**TASK DESCRIPTION**
Leaving out every picture, output the records below exactly as they are.

*** EXERCISE INPUTS

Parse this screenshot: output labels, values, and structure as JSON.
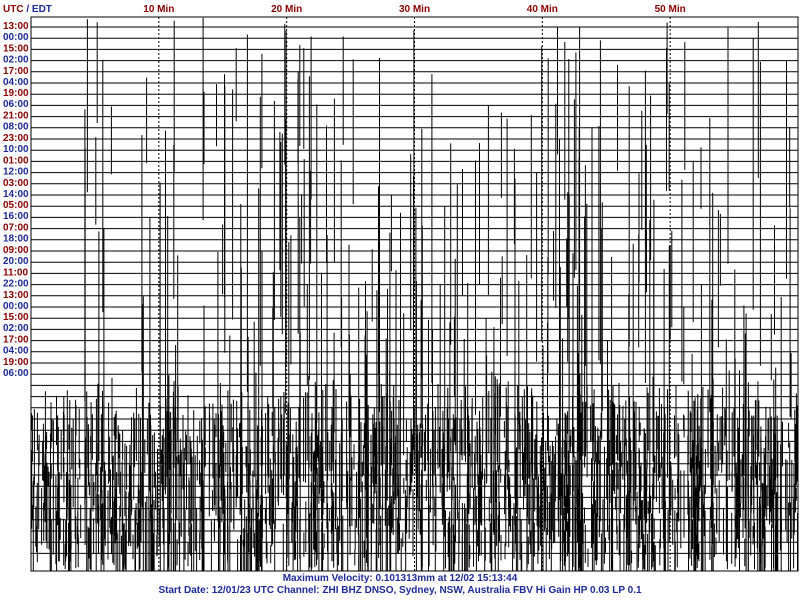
{
  "chart_data": {
    "type": "line",
    "header": {
      "timezone_label_utc": "UTC",
      "timezone_separator": " / ",
      "timezone_label_local": "EDT"
    },
    "x_axis": {
      "unit": "minutes",
      "range": [
        0,
        60
      ],
      "ticks": [
        {
          "value": 10,
          "label": "10 Min"
        },
        {
          "value": 20,
          "label": "20 Min"
        },
        {
          "value": 30,
          "label": "30 Min"
        },
        {
          "value": 40,
          "label": "40 Min"
        },
        {
          "value": 50,
          "label": "50 Min"
        }
      ]
    },
    "rows_total": 24,
    "row_labels": [
      {
        "row": 0,
        "utc": "13:00",
        "local": "00:00"
      },
      {
        "row": 2,
        "utc": "15:00",
        "local": "02:00"
      },
      {
        "row": 4,
        "utc": "17:00",
        "local": "04:00"
      },
      {
        "row": 6,
        "utc": "19:00",
        "local": "06:00"
      },
      {
        "row": 8,
        "utc": "21:00",
        "local": "08:00"
      },
      {
        "row": 10,
        "utc": "23:00",
        "local": "10:00"
      },
      {
        "row": 12,
        "utc": "01:00",
        "local": "12:00"
      },
      {
        "row": 14,
        "utc": "03:00",
        "local": "14:00"
      },
      {
        "row": 16,
        "utc": "05:00",
        "local": "16:00"
      },
      {
        "row": 18,
        "utc": "07:00",
        "local": "18:00"
      },
      {
        "row": 20,
        "utc": "09:00",
        "local": "20:00"
      },
      {
        "row": 22,
        "utc": "11:00",
        "local": "22:00"
      },
      {
        "row": 24,
        "utc": "13:00",
        "local": "00:00"
      },
      {
        "row": 26,
        "utc": "15:00",
        "local": "02:00"
      },
      {
        "row": 28,
        "utc": "17:00",
        "local": "04:00"
      },
      {
        "row": 30,
        "utc": "19:00",
        "local": "06:00"
      }
    ],
    "colors": {
      "utc_label": "#8b0000",
      "local_label": "#1e2a9b",
      "trace": "#000000",
      "grid": "#000000",
      "footer": "#1e2a9b"
    },
    "grid": true,
    "footer": {
      "line1": "Maximum Velocity: 0.101313mm at 12/02 15:13:44",
      "line2": "Start Date: 12/01/23 UTC Channel: ZHI  BHZ  DNSO, Sydney, NSW, Australia  FBV Hi Gain HP 0.03  LP 0.1"
    }
  }
}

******

**SOLUTION**
Parse this screenshot: output labels, values, and structure as JSON.
{
  "chart_data": {
    "type": "line",
    "header": {
      "timezone_label_utc": "UTC",
      "timezone_separator": " / ",
      "timezone_label_local": "EDT"
    },
    "x_axis": {
      "unit": "minutes",
      "range": [
        0,
        60
      ],
      "ticks": [
        {
          "value": 10,
          "label": "10 Min"
        },
        {
          "value": 20,
          "label": "20 Min"
        },
        {
          "value": 30,
          "label": "30 Min"
        },
        {
          "value": 40,
          "label": "40 Min"
        },
        {
          "value": 50,
          "label": "50 Min"
        }
      ]
    },
    "rows_total": 24,
    "row_labels": [
      {
        "row": 0,
        "utc": "13:00",
        "local": "00:00"
      },
      {
        "row": 2,
        "utc": "15:00",
        "local": "02:00"
      },
      {
        "row": 4,
        "utc": "17:00",
        "local": "04:00"
      },
      {
        "row": 6,
        "utc": "19:00",
        "local": "06:00"
      },
      {
        "row": 8,
        "utc": "21:00",
        "local": "08:00"
      },
      {
        "row": 10,
        "utc": "23:00",
        "local": "10:00"
      },
      {
        "row": 12,
        "utc": "01:00",
        "local": "12:00"
      },
      {
        "row": 14,
        "utc": "03:00",
        "local": "14:00"
      },
      {
        "row": 16,
        "utc": "05:00",
        "local": "16:00"
      },
      {
        "row": 18,
        "utc": "07:00",
        "local": "18:00"
      },
      {
        "row": 20,
        "utc": "09:00",
        "local": "20:00"
      },
      {
        "row": 22,
        "utc": "11:00",
        "local": "22:00"
      },
      {
        "row": 24,
        "utc": "13:00",
        "local": "00:00"
      },
      {
        "row": 26,
        "utc": "15:00",
        "local": "02:00"
      },
      {
        "row": 28,
        "utc": "17:00",
        "local": "04:00"
      },
      {
        "row": 30,
        "utc": "19:00",
        "local": "06:00"
      }
    ],
    "colors": {
      "utc_label": "#8b0000",
      "local_label": "#1e2a9b",
      "trace": "#000000",
      "grid": "#000000",
      "footer": "#1e2a9b"
    },
    "grid": true,
    "footer": {
      "line1": "Maximum Velocity: 0.101313mm at 12/02 15:13:44",
      "line2": "Start Date: 12/01/23 UTC Channel: ZHI  BHZ  DNSO, Sydney, NSW, Australia  FBV Hi Gain HP 0.03  LP 0.1"
    }
  }
}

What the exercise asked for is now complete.